Maybe you already have a long book wish list. Maybe little stacks of memoirs and non-fiction already sprout, seemingly out of nowhere, in corners throughout the house. Whether you’re up to your eyeballs in literature or looking for another tome to let collect dust on your nightstand, well, we have news for you: Today is Read a Book Day. Crack a spine, and get to reading!
Need a recommendation? Here are some suggestions from nine local authors. And here we have five books by Dallas writers you should read. As for where to source such titles, look no further than your local bookstores.
Filled with rare, special titles you might not find anywhere else, this Bishop Arts bookshop is a literal house of lit. In a small Craftsman, find works by local authors and publishing houses lining the artfully organized shelves. By day, sip espresso and read poetry. In the evenings, The Wild Detectives hosts events from book talks to live electro-folks duos, their banjos duetting with the birds as the sun sets behind nearby high-rises. Grab a negroni and chill.

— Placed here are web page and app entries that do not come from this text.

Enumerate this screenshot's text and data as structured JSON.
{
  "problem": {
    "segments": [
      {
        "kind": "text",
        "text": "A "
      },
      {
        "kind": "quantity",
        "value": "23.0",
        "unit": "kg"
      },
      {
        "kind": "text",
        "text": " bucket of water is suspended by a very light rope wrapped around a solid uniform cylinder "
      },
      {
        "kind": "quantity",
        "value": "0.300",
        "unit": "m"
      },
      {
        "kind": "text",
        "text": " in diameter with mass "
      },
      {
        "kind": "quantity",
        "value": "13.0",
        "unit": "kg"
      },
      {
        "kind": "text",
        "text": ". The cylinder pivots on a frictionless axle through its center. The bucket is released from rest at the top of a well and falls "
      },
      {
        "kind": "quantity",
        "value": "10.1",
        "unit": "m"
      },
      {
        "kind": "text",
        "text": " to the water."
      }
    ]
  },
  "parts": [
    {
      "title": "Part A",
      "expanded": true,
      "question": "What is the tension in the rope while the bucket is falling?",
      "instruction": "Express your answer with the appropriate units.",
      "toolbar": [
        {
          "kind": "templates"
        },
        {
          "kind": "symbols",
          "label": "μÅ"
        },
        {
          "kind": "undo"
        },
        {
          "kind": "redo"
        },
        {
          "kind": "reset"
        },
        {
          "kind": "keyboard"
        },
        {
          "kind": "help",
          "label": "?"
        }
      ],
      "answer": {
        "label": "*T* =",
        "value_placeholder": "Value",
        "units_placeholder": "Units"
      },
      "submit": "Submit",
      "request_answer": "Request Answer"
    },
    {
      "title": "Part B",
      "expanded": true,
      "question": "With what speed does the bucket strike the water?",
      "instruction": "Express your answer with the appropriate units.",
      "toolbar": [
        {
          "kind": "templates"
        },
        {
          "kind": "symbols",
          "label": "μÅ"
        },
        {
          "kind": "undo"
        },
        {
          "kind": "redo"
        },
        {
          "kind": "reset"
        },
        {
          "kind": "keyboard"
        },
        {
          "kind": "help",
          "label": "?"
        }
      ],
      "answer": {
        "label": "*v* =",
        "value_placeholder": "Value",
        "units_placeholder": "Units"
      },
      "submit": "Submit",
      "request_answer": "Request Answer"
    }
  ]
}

This full-service independent bookstore on Lovers Lane stocks something in the realm of 20,000 titles in a space that’s also fit for plenty of author visits, readings, and other events. Interabang specializes in contemporary literary fiction and nonfiction, with a sizable children’s books section, but its big tent approach means you’ll also find plenty of classics, sci-fi, and everything else in between.
As a publisher, Deep Vellum cut its teeth on translations of innovative international writers before widening its scope to release original work with a special emphasis on homegrown literature. There’s more overlap than you might think. (Look for Seven Samurai Swept Away in a River, a meandering reverie that spilled from Korean novelist Jung Young Moon’s time at a Corsicana writers’ residency.) As a bookstore, Deep Vellum reflects these preoccupations with a fiercely independent ethos. You’ll find chapbooks with names like Dallas Spleen alongside Croatian novels translated from Esperanto alongside an “illuminated alphabet.” Try getting all that together on Amazon. —Alex Macon
This artfully curated bookstore is inside the lobby of The Joule. Here you’ll find a selection of beautiful coffee table tomes from German publisher TASCHEN, from a limited edition collection of Annie Leibovitz photos to a title that explores fashion through the decades. For an extended experience, book Tea at TASCHEN to enjoy freshly brewed tea, savory snacks, and a glass of Champagne as you flip through a book or two. —Emily Heft
You visit either of Lucky Dog Books’ two branches—Jefferson Boulevard in Oak Cliff and Garland Road in East Dallas—not to find a book, but to let a book find you. That’s because the best used bookstores are all about the joy of discovery. Or rediscovery: Try picking up a used copy of one of the classics you were supposed to read in school. Find out what you’ve been missing.
In Duncanville, Enda Pemberton Jones’ journey in education—from ministry to teaching GED prep—led her to open a reading room for her students that grew into a modest loaning library. Now it’s a fully fledged bookstore, stocked with myriad titles, many of which are written by women or people of color.
Now a national secondhand lit-slinging chain, Half Price Books was born in Dallas in 1972 in a former laundromat by Ken Gjemre and Pat Anderson, who stocked that first store with 2,000 titles from their own libraries. Today, you can shop books, CDs (!), vinyl (!!), and more that have come from plenty personal libraries. If you’re lucky, you score a marked-up book with someone’s annotations, which feels like reading two books at the same time.
Local poets should feel at home here. Poets Oak Cliff owner Marcos Cavazos is himself a writer and, befitting its name, this Bishop Arts bookshop gives prime placement to Dallas poetry. A selection of new literary fiction and nonfiction—broad, but with the charming kinds of idiosyncrasies that make a bookshop independent—fills out the rest of the space. —AM
Comic Book Store Lighting Round
Look, we’re not here to start an argument, but comic books are books too. Here are some of your best bets.